Monday mornings are like first impressions. They're your one opportunity to set a positive tone for the upcoming week, and mine was already not boding well. I woke up on time and was dressed, makeup on, hair done and ready to go when the annoying rumbling of my stomach sounded. Generally, I bypass breakfast, opting for several cups of coffee at work or, if I have the time, a latte. But Gretchen and I went out for burritos around nine last night to soak up our afternoon drinking, and late dinners always mean hungry mornings. Better than a hangover, but equally time-consuming.
No amount of coffee would satisfy my begging stomach and I knew better than to ignore it. I went to the kitchen and got out a bowl from the dishwasher, a box of cereal from the cabinet, and the milk from the fridge. I said a brief prayer of thanks that the milk hadn't turned, assembled my breakfast, and opened the silverware drawer.

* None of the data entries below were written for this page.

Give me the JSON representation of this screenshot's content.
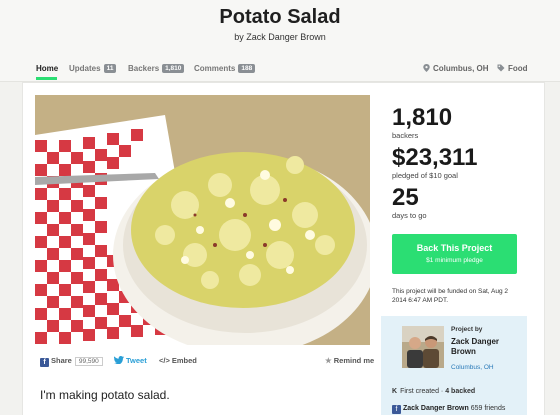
{
  "project": {
    "title": "Potato Salad",
    "byline": "by Zack Danger Brown",
    "description": "I'm making potato salad."
  },
  "nav": {
    "tabs": [
      {
        "label": "Home"
      },
      {
        "label": "Updates",
        "count": "11"
      },
      {
        "label": "Backers",
        "count": "1,810"
      },
      {
        "label": "Comments",
        "count": "188"
      }
    ],
    "location": "Columbus, OH",
    "category": "Food"
  },
  "share": {
    "facebook": "Share",
    "facebook_count": "99,590",
    "tweet": "Tweet",
    "embed": "Embed",
    "remind": "Remind me"
  },
  "stats": {
    "backers": "1,810",
    "backers_label": "backers",
    "pledged": "$23,311",
    "pledged_label": "pledged of $10 goal",
    "days": "25",
    "days_label": "days to go"
  },
  "cta": {
    "title": "Back This Project",
    "subtitle": "$1 minimum pledge"
  },
  "funding_note": "This project will be funded on Sat, Aug 2 2014 6:47 AM PDT.",
  "creator": {
    "label": "Project by",
    "name": "Zack Danger Brown",
    "location": "Columbus, OH",
    "created": "First created",
    "backed": "4 backed",
    "fb_name": "Zack Danger Brown",
    "fb_friends": "659 friends"
  },
  "colors": {
    "accent": "#2bde73",
    "facebook": "#3b5998",
    "link": "#2a7ab8",
    "creator_bg": "#e3f1f8"
  }
}
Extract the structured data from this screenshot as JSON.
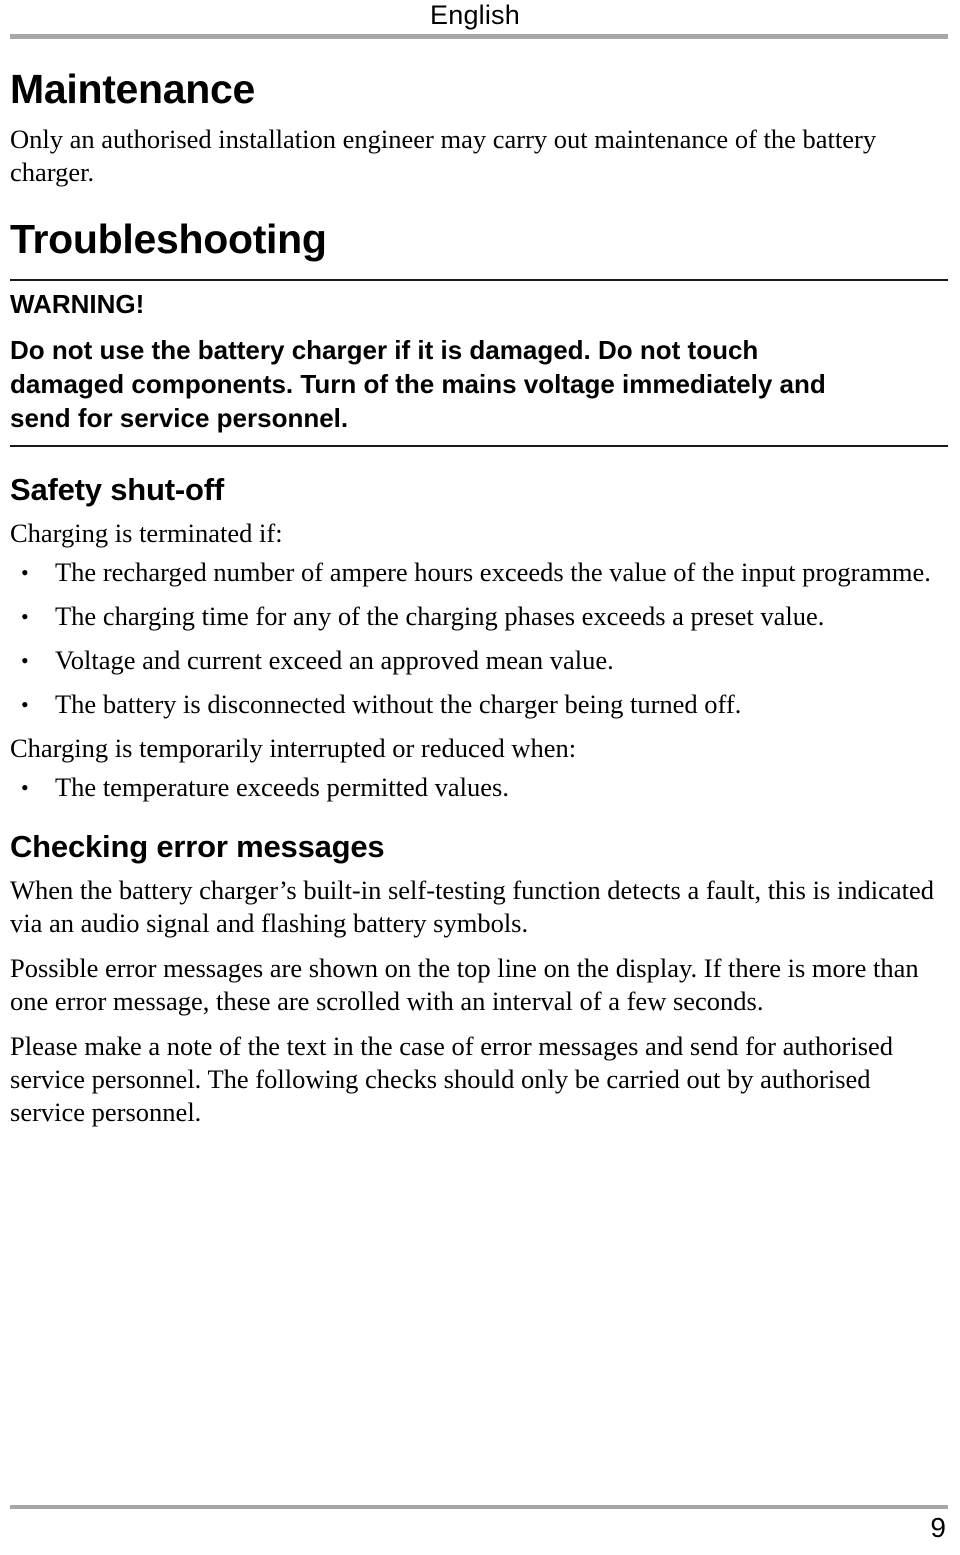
{
  "header": {
    "title": "English",
    "rule_color": "#a7a7a7"
  },
  "sections": {
    "maintenance": {
      "heading": "Maintenance",
      "paragraph": "Only an authorised installation engineer may carry out maintenance of the battery charger."
    },
    "troubleshooting": {
      "heading": "Troubleshooting",
      "warning": {
        "title": "WARNING!",
        "text": "Do not use the battery charger if it is damaged.  Do not touch damaged components. Turn of the mains voltage immediately and send for service personnel."
      }
    },
    "safety_shutoff": {
      "heading": "Safety shut-off",
      "intro_terminated": "Charging is terminated if:",
      "bullets_terminated": [
        "The recharged number of ampere hours exceeds the value of the input programme.",
        "The charging time for any of the charging phases exceeds a preset value.",
        "Voltage and current exceed an approved mean value.",
        "The battery is disconnected without the charger being turned off."
      ],
      "intro_interrupted": "Charging is temporarily interrupted or reduced when:",
      "bullets_interrupted": [
        "The temperature exceeds permitted values."
      ]
    },
    "checking_error_messages": {
      "heading": "Checking error messages",
      "paragraphs": [
        "When the battery charger’s built-in self-testing function detects a fault, this is indicated via an audio signal and flashing battery symbols.",
        "Possible error messages are shown on the top line on the display. If there is more than one error message, these are scrolled with an interval of a few seconds.",
        "Please make a note of the text in the case of error messages and send for authorised service personnel. The following checks should only be carried out by authorised service personnel."
      ]
    }
  },
  "bullet_glyph": "•",
  "footer": {
    "page_number": "9",
    "rule_color": "#a7a7a7"
  }
}
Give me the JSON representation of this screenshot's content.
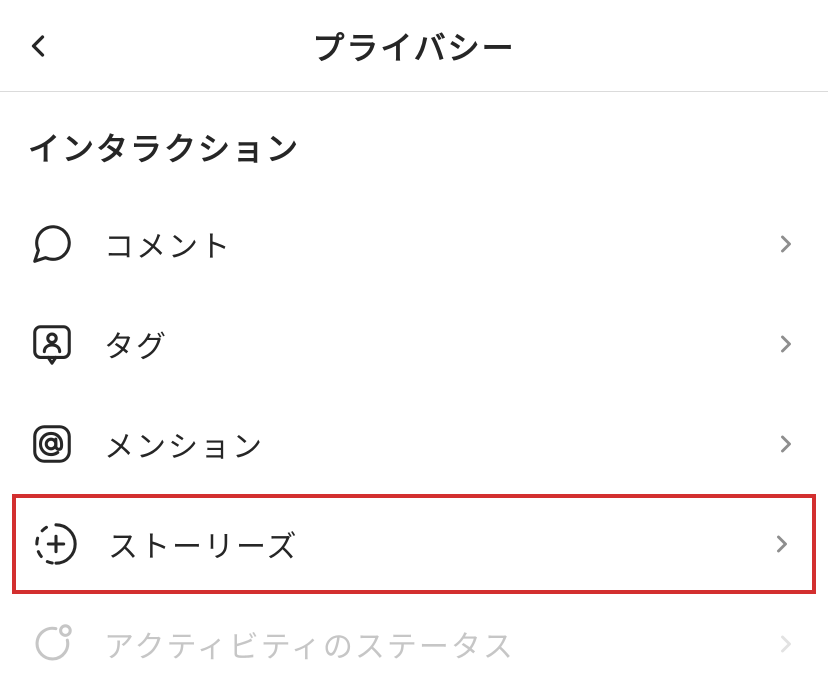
{
  "header": {
    "title": "プライバシー"
  },
  "section": {
    "title": "インタラクション"
  },
  "items": [
    {
      "label": "コメント"
    },
    {
      "label": "タグ"
    },
    {
      "label": "メンション"
    },
    {
      "label": "ストーリーズ"
    },
    {
      "label": "アクティビティのステータス"
    }
  ]
}
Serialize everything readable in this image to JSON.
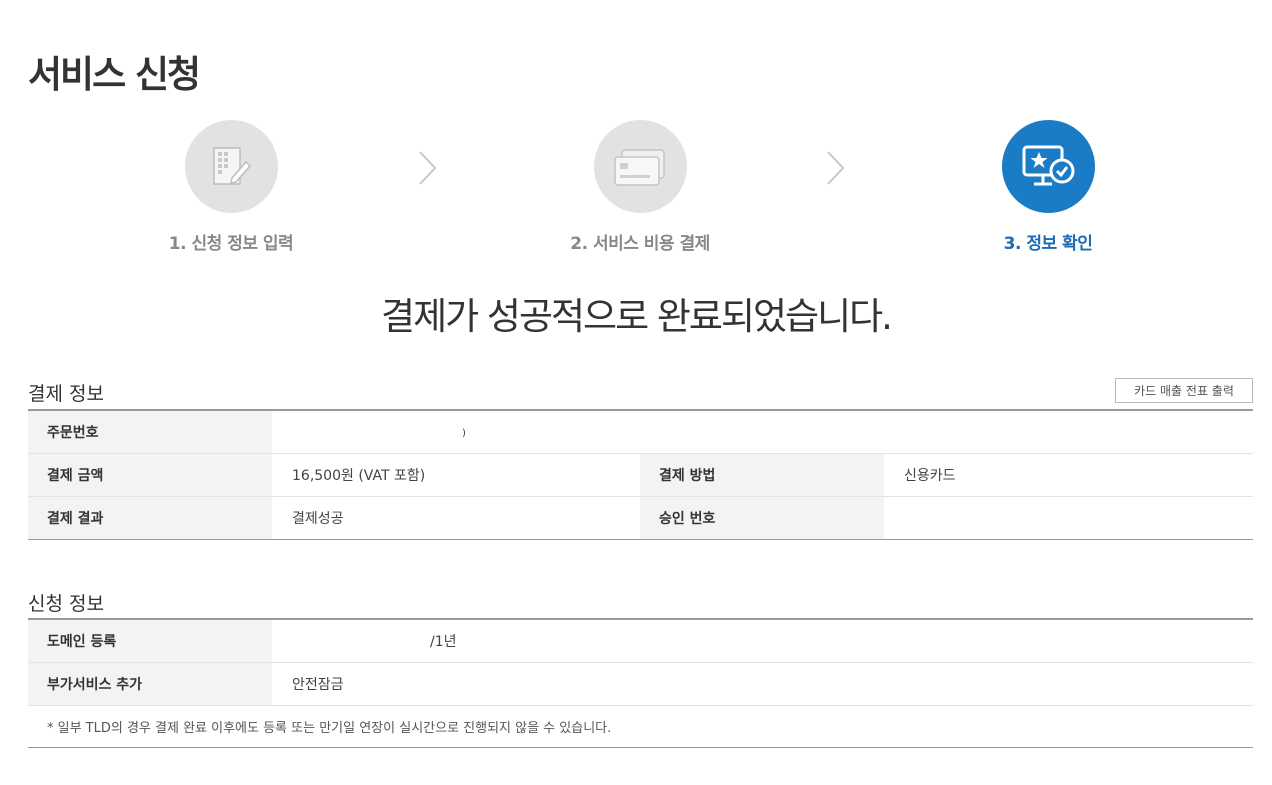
{
  "page_title": "서비스 신청",
  "steps": [
    {
      "label": "1. 신청 정보 입력",
      "icon": "document-edit-icon",
      "active": false
    },
    {
      "label": "2. 서비스 비용 결제",
      "icon": "credit-card-icon",
      "active": false
    },
    {
      "label": "3. 정보 확인",
      "icon": "monitor-check-icon",
      "active": true
    }
  ],
  "colors": {
    "accent": "#1a7bc7",
    "inactive_circle": "#e2e2e2",
    "active_label": "#1a6db5"
  },
  "success_message": "결제가 성공적으로 완료되었습니다.",
  "payment_info": {
    "title": "결제 정보",
    "print_button": "카드 매출 전표 출력",
    "rows": {
      "order_number_label": "주문번호",
      "order_number_value": ")",
      "amount_label": "결제 금액",
      "amount_value": "16,500원 (VAT 포함)",
      "method_label": "결제 방법",
      "method_value": "신용카드",
      "result_label": "결제 결과",
      "result_value": "결제성공",
      "approval_label": "승인 번호",
      "approval_value": ""
    }
  },
  "application_info": {
    "title": "신청 정보",
    "rows": {
      "domain_label": "도메인 등록",
      "domain_value": "/1년",
      "addon_label": "부가서비스 추가",
      "addon_value": "안전잠금"
    },
    "note": "* 일부 TLD의 경우 결제 완료 이후에도 등록 또는 만기일 연장이 실시간으로 진행되지 않을 수 있습니다."
  }
}
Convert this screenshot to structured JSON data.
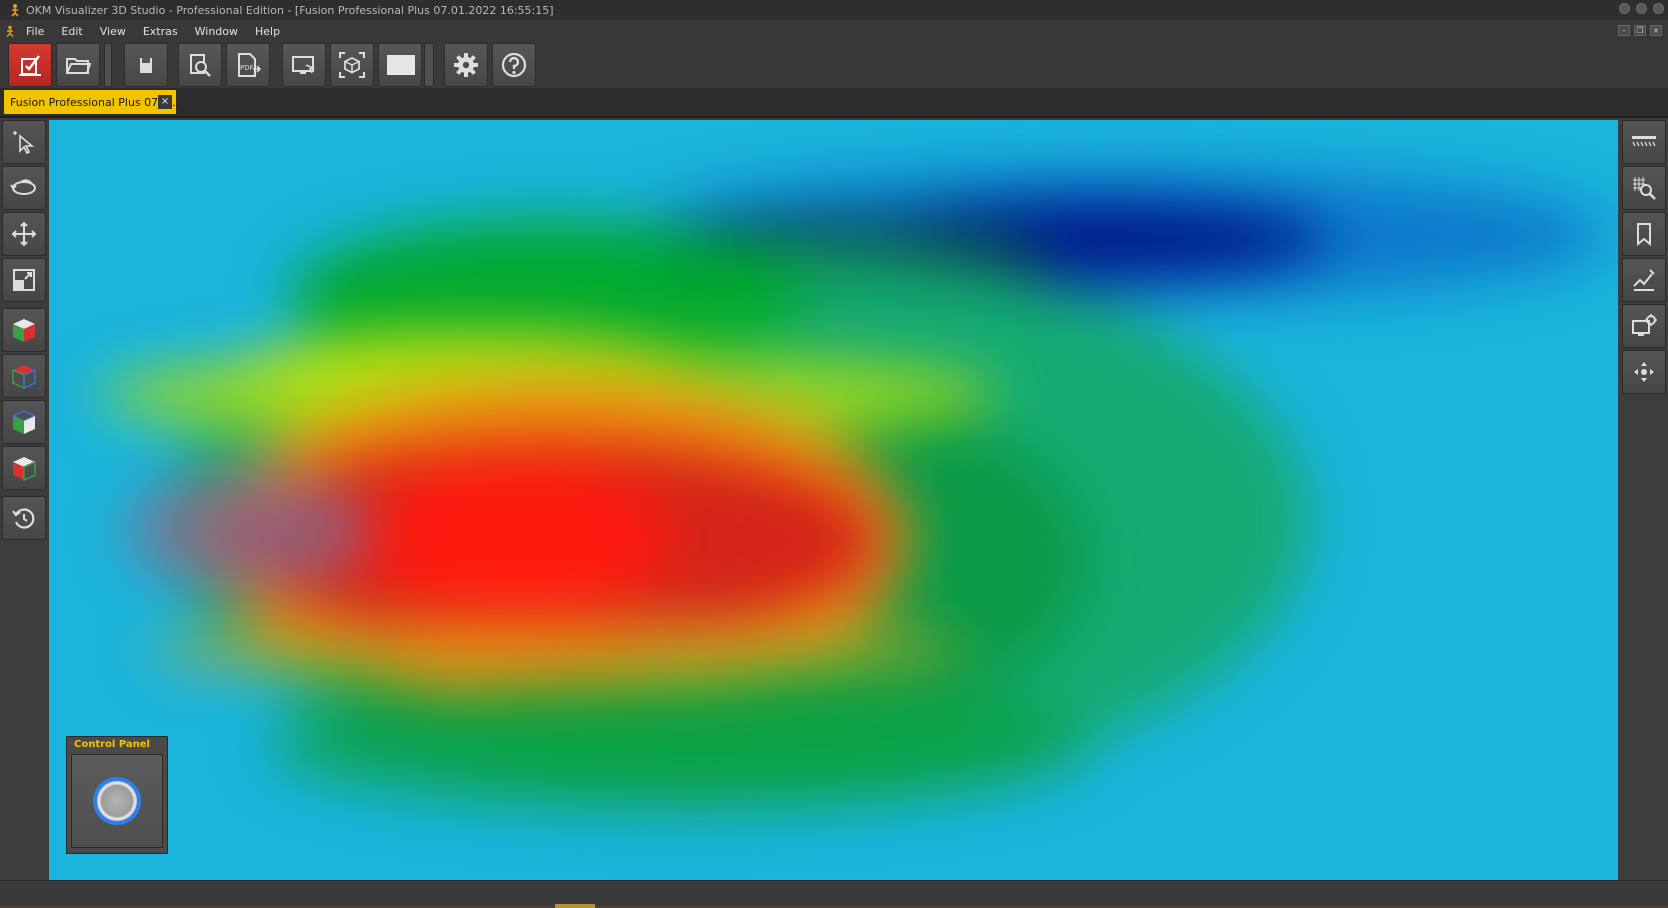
{
  "window": {
    "title": "OKM Visualizer 3D Studio - Professional Edition - [Fusion Professional Plus 07.01.2022 16:55:15]",
    "app_icon": "okm-figure-icon"
  },
  "menu": {
    "items": [
      "File",
      "Edit",
      "View",
      "Extras",
      "Window",
      "Help"
    ]
  },
  "toolbar": {
    "buttons": [
      {
        "name": "new-scan-icon",
        "accent": "#c8302a"
      },
      {
        "name": "open-folder-icon"
      },
      {
        "name": "save-disk-icon"
      },
      {
        "name": "search-document-icon"
      },
      {
        "name": "export-pdf-icon"
      },
      {
        "name": "screenshot-icon"
      },
      {
        "name": "3d-cube-view-icon"
      },
      {
        "name": "background-color-icon"
      },
      {
        "name": "settings-gear-icon"
      },
      {
        "name": "help-icon"
      }
    ]
  },
  "tabs": {
    "active_label": "Fusion Professional Plus 07.0...",
    "close": "×",
    "accent": "#f2c300"
  },
  "left_tools": [
    "select-pointer-icon",
    "rotate-icon",
    "move-icon",
    "zoom-scale-icon",
    "cube-view-icon",
    "top-view-icon",
    "side-view-icon",
    "front-view-icon",
    "reset-view-icon"
  ],
  "right_tools": [
    "surface-grid-icon",
    "zoom-grid-icon",
    "bookmark-icon",
    "measure-icon",
    "view-settings-icon",
    "navigation-cross-icon"
  ],
  "control_panel": {
    "title": "Control Panel",
    "joystick_accent": "#2f7fe8"
  },
  "viewport": {
    "colors": {
      "background": "#1ab4dc",
      "deep_blue": "#001a8c",
      "green": "#00a830",
      "yellow": "#b8e010",
      "orange": "#f08c10",
      "red": "#ff1a10"
    }
  }
}
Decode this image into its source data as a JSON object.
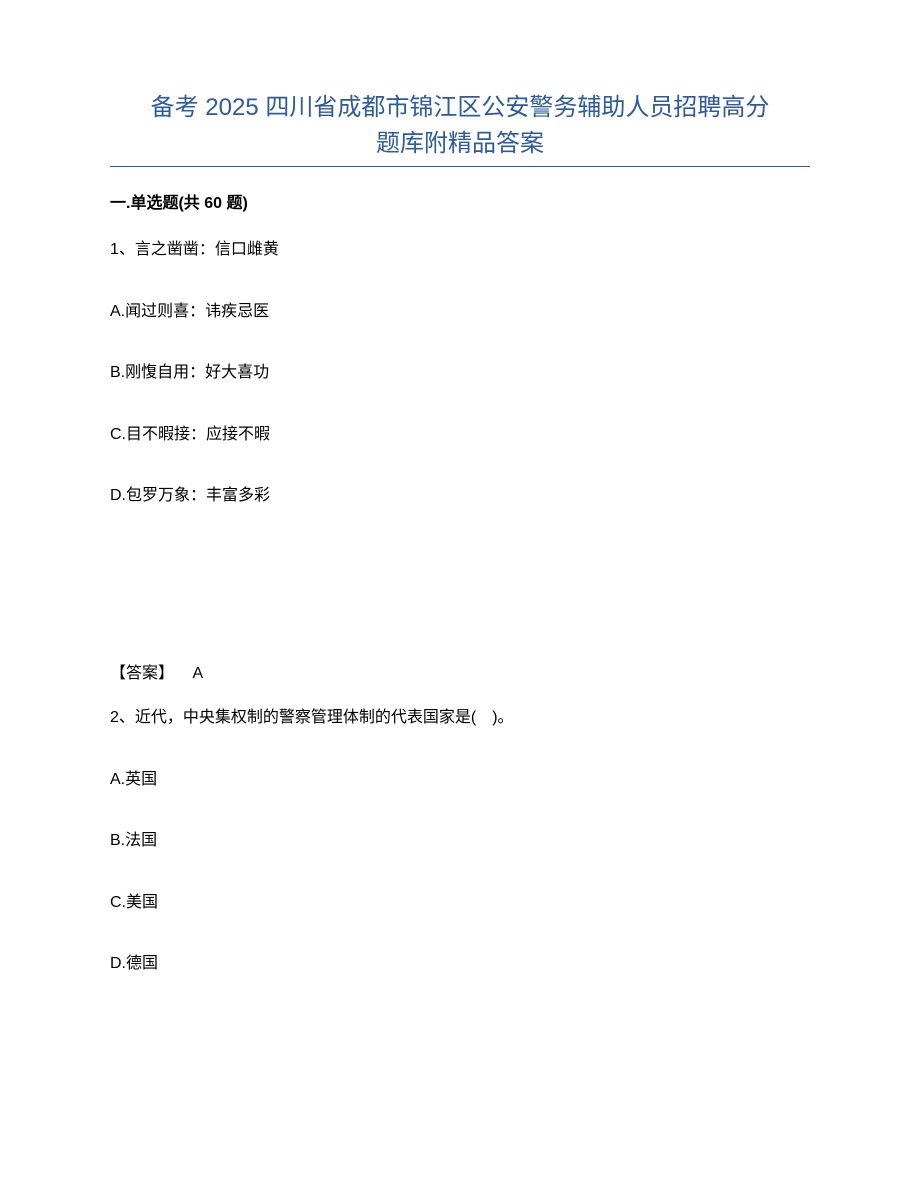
{
  "title_line1": "备考 2025 四川省成都市锦江区公安警务辅助人员招聘高分",
  "title_line2": "题库附精品答案",
  "section_header": "一.单选题(共 60 题)",
  "q1": {
    "stem": "1、言之凿凿：信口雌黄",
    "options": {
      "A": "A.闻过则喜：讳疾忌医",
      "B": "B.刚愎自用：好大喜功",
      "C": "C.目不暇接：应接不暇",
      "D": "D.包罗万象：丰富多彩"
    },
    "answer_label": "【答案】",
    "answer_value": "A"
  },
  "q2": {
    "stem": "2、近代，中央集权制的警察管理体制的代表国家是(　)。",
    "options": {
      "A": "A.英国",
      "B": "B.法国",
      "C": "C.美国",
      "D": "D.德国"
    }
  }
}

I have an assortment of flatware: the ornately scrolled and slightly tarnished silver-plate I picked up at an estate sale, the modern, sleek Crate & Barrel set from my parents when I moved into my first apartment, the bronze-colored set that looked like bamboo I purchased just last week, the tiny and simple silver that I’d been willed from my grandparents. There are others, odds and ends I've accumulated over the years. I am the only person I know who has the large drawer completely filled with forks, knives and spoons- not a serving piece or kitchen tool in the mix. I even crafted my own holder by cutting two plastic utensil organizers and hot gluing them together to fit the entire drawer.
There's a lot to choose from. And that's the problem. I've always thought that the course of my life could change in an instant, that my path is determined, not just by the big decisions I make, but by each small one as well. The spoon I chose for my cereal this morning could be the perfect spoon, the perfect choice that would send me towards great things. The wrong spoon could lead me to disaster, the fateful choice that caused the cosmos to shift and propelled me to death in a car wreck or smiling at a hot boy with lipstick on my teeth. My future- the fate of the world- hung on the balance of silverware.
I had to choose right.
I looked at the spoons and felt pulled toward two. I picked them out of the drawer. One was my inherited silver, the one spoon with a minute notch in it that caught on the right side of my inner cheek every time I pulled it from my mouth. The other spoon was my Crate & Barrel. It was smooth, still shiny, and heavy in my hand. It never cut my mouth, so it should have been my choice, but decisions aren't that easy.
The muscles around my back and chest tensed as I weighed my two options. There must have been a reason I picked up the sadistic spoon. Maybe I deserved a cut-filled mouth. Maybe it was a karmic retribution for drinking on a Sunday. Or maybe my grandparents were trying to communicate with me from the beyond via this spoon. Letting me know that they're still watching out for me and sending their love.
Or maybe not.
I put the cutter back in the drawer, shook my head at myself for being so ridiculous, and allowed relief to wash over me. Decision made. I closed my eyes and inhaled deeply. My muscles relaxed and the flush on my cheeks cooled. A sure sign that I'd chosen wisely. I could nearly hear the ancient knight from Indiana Jones and the Last Crusade grant me approval. Perfect spoon in hand, I picked up my cereal bowl. It was filled with a brownish mush that, at one point, I was certain had been cereal. My mouth twitched, and I poured the mess into the sink, fixed myself another, much smaller bowl because I was already late for work, and ate with fury.

Listening to: Band Of Horses "Infinite Arms"

xo. kb.